> _Directions_: The response must consist of every line of the listing, reproduced verbatim.

★ ★ ★

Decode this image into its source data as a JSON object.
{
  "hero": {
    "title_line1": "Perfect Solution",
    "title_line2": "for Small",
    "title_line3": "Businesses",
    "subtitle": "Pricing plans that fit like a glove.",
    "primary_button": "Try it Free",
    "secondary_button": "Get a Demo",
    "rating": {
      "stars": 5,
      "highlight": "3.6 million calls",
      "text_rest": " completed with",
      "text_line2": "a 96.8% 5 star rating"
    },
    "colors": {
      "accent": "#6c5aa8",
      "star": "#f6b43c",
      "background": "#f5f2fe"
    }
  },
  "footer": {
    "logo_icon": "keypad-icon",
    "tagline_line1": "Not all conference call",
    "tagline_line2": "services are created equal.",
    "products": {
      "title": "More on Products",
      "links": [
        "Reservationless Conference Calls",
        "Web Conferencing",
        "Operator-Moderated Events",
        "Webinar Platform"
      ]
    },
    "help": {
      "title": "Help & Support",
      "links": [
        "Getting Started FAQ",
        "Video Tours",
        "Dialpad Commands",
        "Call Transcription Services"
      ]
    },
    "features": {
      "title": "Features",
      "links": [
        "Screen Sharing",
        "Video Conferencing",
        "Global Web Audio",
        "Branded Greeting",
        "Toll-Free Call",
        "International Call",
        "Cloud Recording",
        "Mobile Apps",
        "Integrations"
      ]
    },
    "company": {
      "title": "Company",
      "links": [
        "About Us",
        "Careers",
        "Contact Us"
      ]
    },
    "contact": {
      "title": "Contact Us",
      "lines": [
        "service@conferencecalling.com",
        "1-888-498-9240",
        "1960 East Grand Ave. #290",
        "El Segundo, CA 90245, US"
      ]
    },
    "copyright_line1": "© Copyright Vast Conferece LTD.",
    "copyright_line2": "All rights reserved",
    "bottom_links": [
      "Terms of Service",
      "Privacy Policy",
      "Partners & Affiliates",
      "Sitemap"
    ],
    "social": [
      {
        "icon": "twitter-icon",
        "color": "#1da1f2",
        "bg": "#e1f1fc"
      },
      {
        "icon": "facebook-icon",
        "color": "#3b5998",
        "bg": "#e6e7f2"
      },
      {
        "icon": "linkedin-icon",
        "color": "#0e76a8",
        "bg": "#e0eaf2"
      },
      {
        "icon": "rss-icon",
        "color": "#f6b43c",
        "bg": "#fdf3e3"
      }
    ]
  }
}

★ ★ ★

> _Response_:
Decode this image into its source data as a JSON object.
{
  "hero": {
    "title_line1": "Perfect Solution",
    "title_line2": "for Small",
    "title_line3": "Businesses",
    "subtitle": "Pricing plans that fit like a glove.",
    "primary_button": "Try it Free",
    "secondary_button": "Get a Demo",
    "rating": {
      "stars": 5,
      "highlight": "3.6 million calls",
      "text_rest": " completed with",
      "text_line2": "a 96.8% 5 star rating"
    },
    "colors": {
      "accent": "#6c5aa8",
      "star": "#f6b43c",
      "background": "#f5f2fe"
    }
  },
  "footer": {
    "logo_icon": "keypad-icon",
    "tagline_line1": "Not all conference call",
    "tagline_line2": "services are created equal.",
    "products": {
      "title": "More on Products",
      "links": [
        "Reservationless Conference Calls",
        "Web Conferencing",
        "Operator-Moderated Events",
        "Webinar Platform"
      ]
    },
    "help": {
      "title": "Help & Support",
      "links": [
        "Getting Started FAQ",
        "Video Tours",
        "Dialpad Commands",
        "Call Transcription Services"
      ]
    },
    "features": {
      "title": "Features",
      "links": [
        "Screen Sharing",
        "Video Conferencing",
        "Global Web Audio",
        "Branded Greeting",
        "Toll-Free Call",
        "International Call",
        "Cloud Recording",
        "Mobile Apps",
        "Integrations"
      ]
    },
    "company": {
      "title": "Company",
      "links": [
        "About Us",
        "Careers",
        "Contact Us"
      ]
    },
    "contact": {
      "title": "Contact Us",
      "lines": [
        "service@conferencecalling.com",
        "1-888-498-9240",
        "1960 East Grand Ave. #290",
        "El Segundo, CA 90245, US"
      ]
    },
    "copyright_line1": "© Copyright Vast Conferece LTD.",
    "copyright_line2": "All rights reserved",
    "bottom_links": [
      "Terms of Service",
      "Privacy Policy",
      "Partners & Affiliates",
      "Sitemap"
    ],
    "social": [
      {
        "icon": "twitter-icon",
        "color": "#1da1f2",
        "bg": "#e1f1fc"
      },
      {
        "icon": "facebook-icon",
        "color": "#3b5998",
        "bg": "#e6e7f2"
      },
      {
        "icon": "linkedin-icon",
        "color": "#0e76a8",
        "bg": "#e0eaf2"
      },
      {
        "icon": "rss-icon",
        "color": "#f6b43c",
        "bg": "#fdf3e3"
      }
    ]
  }
}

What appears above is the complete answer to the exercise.